Eizenstat rebuffed criticism that Carter provoked the revolution, calling it instead, "One of the biggest intelligence failures in American history ... There are certain forces we can't control from thousands of miles away."
On a positive note, Eizenstat said that 50,000 Iranian Jews were spared from slaughter when they were allowed to stay in the United States, resulting from a foreign policy that valued human rights and sought to "win the hearts and minds of the third world." An agreement to release the hostages was achieved prior to the end of Carter's presidency, however, they were not released until his successor Ronald Reagan was sworn in.
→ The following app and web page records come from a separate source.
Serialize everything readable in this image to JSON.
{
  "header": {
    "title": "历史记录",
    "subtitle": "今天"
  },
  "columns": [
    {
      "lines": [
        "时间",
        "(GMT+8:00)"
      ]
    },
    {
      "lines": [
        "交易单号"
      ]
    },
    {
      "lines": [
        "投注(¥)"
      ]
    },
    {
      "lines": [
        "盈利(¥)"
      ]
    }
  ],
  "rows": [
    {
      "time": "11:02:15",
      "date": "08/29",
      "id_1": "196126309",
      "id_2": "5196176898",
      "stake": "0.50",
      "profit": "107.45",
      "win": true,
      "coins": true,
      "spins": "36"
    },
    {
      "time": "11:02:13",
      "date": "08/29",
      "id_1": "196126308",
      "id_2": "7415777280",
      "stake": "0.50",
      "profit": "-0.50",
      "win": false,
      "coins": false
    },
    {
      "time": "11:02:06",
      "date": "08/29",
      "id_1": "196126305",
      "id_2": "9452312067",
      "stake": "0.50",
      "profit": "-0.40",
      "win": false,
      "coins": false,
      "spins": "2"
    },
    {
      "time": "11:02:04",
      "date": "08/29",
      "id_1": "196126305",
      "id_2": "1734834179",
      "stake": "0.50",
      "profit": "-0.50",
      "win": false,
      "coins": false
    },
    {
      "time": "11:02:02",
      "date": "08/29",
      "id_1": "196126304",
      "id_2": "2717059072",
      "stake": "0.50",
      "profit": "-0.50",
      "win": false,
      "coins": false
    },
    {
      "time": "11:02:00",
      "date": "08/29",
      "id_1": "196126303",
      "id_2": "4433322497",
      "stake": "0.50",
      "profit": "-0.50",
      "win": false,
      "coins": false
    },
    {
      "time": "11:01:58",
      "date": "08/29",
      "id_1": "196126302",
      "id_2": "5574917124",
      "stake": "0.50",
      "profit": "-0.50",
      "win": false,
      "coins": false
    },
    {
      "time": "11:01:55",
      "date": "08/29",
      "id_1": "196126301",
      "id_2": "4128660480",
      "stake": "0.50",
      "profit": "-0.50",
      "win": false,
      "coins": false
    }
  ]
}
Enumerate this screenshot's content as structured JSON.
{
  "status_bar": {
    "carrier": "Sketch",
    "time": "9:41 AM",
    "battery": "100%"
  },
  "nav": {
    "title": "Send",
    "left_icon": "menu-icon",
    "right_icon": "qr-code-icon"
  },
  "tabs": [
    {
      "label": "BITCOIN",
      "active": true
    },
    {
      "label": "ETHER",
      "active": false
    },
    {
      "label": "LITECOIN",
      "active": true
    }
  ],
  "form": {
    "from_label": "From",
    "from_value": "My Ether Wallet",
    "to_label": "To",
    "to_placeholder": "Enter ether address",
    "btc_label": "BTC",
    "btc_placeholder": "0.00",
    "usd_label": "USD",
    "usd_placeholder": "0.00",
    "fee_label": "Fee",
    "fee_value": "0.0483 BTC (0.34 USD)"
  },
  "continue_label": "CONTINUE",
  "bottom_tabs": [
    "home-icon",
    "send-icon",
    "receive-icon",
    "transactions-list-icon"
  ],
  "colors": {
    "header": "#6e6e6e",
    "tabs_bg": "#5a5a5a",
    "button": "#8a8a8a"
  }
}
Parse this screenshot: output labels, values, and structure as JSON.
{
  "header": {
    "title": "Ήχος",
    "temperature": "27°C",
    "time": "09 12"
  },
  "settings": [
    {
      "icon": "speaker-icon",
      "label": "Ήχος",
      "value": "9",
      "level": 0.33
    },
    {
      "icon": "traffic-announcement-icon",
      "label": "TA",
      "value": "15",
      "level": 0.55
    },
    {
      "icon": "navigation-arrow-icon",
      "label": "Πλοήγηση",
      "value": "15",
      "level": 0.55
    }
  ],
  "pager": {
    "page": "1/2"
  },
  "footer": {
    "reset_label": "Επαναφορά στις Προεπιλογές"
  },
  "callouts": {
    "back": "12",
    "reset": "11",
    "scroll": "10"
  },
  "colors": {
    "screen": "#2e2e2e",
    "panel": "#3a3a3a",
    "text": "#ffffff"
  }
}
Additionally, inflation especially sunk Carter's hopes for re-election in 1980. Eizenstat called it "Our domestic Achilles heal." Having bedeviled both Ford and Nixon, the mix of slow job and wage growth accompanied by high prices for consumer goods, haunted the Carter administration.
During his reelection campaign, Carter decided to shoulder the political weight of unpopular austerity measures, and appointed Paul Volcker chairman of the Federal Reserve, knowing that he planned to restrict the flow of capital and raise interest rates.
"He said, 'I'm going to take the stiffest medicine that the economy can tolerate, even if it means my re-election,'" Eizenstat recalled. "Never once did he point to Volcker and say 'he's the guy.' We took our medicine."
"We got all of the pain with none of the gain. This was emblematic of his presidency, putting into place policies the benefits of which only became obvious after he left office," the author said, summing up the 39th Presidency of the United States.
Following a question and answer session, Eizenstat signed free copies of his book at a reception.
These and more in-depth insights can be read in President Carter: The White House Years. The book is available on Amazon and Google Books, as well as at retail stores.